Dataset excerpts

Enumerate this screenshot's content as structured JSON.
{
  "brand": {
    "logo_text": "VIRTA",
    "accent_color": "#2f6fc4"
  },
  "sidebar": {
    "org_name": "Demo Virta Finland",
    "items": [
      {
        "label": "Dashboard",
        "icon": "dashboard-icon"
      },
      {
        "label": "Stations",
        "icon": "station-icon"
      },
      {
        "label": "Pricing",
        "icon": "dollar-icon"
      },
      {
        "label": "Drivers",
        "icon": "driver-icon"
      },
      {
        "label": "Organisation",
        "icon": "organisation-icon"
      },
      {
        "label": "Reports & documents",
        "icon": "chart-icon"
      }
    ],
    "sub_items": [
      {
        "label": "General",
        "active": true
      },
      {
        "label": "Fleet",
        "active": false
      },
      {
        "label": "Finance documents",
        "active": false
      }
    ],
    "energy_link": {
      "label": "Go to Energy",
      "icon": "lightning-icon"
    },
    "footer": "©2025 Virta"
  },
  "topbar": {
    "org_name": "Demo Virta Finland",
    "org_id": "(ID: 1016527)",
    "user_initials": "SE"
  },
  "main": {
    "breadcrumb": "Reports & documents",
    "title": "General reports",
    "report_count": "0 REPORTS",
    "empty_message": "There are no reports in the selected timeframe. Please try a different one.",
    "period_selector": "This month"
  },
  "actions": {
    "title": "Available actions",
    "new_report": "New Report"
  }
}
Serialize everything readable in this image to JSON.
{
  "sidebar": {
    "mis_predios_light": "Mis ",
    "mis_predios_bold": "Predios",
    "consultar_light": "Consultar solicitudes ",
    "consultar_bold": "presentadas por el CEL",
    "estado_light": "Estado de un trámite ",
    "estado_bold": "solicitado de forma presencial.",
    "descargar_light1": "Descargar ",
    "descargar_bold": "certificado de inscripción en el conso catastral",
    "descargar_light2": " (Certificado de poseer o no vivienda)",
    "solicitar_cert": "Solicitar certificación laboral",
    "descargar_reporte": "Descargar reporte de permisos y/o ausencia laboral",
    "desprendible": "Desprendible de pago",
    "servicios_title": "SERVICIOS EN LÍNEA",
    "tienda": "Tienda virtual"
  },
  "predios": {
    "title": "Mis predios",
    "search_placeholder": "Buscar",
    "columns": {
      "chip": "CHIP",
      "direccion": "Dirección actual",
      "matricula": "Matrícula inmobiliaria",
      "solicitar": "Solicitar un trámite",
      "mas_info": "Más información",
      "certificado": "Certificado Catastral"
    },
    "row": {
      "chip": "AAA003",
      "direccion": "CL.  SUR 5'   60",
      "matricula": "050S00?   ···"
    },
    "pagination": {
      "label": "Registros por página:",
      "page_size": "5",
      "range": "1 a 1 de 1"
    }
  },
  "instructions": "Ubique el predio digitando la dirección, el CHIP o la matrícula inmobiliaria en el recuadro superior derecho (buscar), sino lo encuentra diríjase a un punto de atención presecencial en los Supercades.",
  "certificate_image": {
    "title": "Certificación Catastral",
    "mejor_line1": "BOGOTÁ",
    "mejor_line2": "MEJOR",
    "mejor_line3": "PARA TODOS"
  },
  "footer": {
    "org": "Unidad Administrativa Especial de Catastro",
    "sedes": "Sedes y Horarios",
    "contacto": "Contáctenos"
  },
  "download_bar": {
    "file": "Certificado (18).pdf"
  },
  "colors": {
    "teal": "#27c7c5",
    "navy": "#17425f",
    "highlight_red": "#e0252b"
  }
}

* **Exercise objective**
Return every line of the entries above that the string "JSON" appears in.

* **Result of the exercise**
Enumerate this screenshot's content as structured JSON.
Serialize everything readable in this image to JSON.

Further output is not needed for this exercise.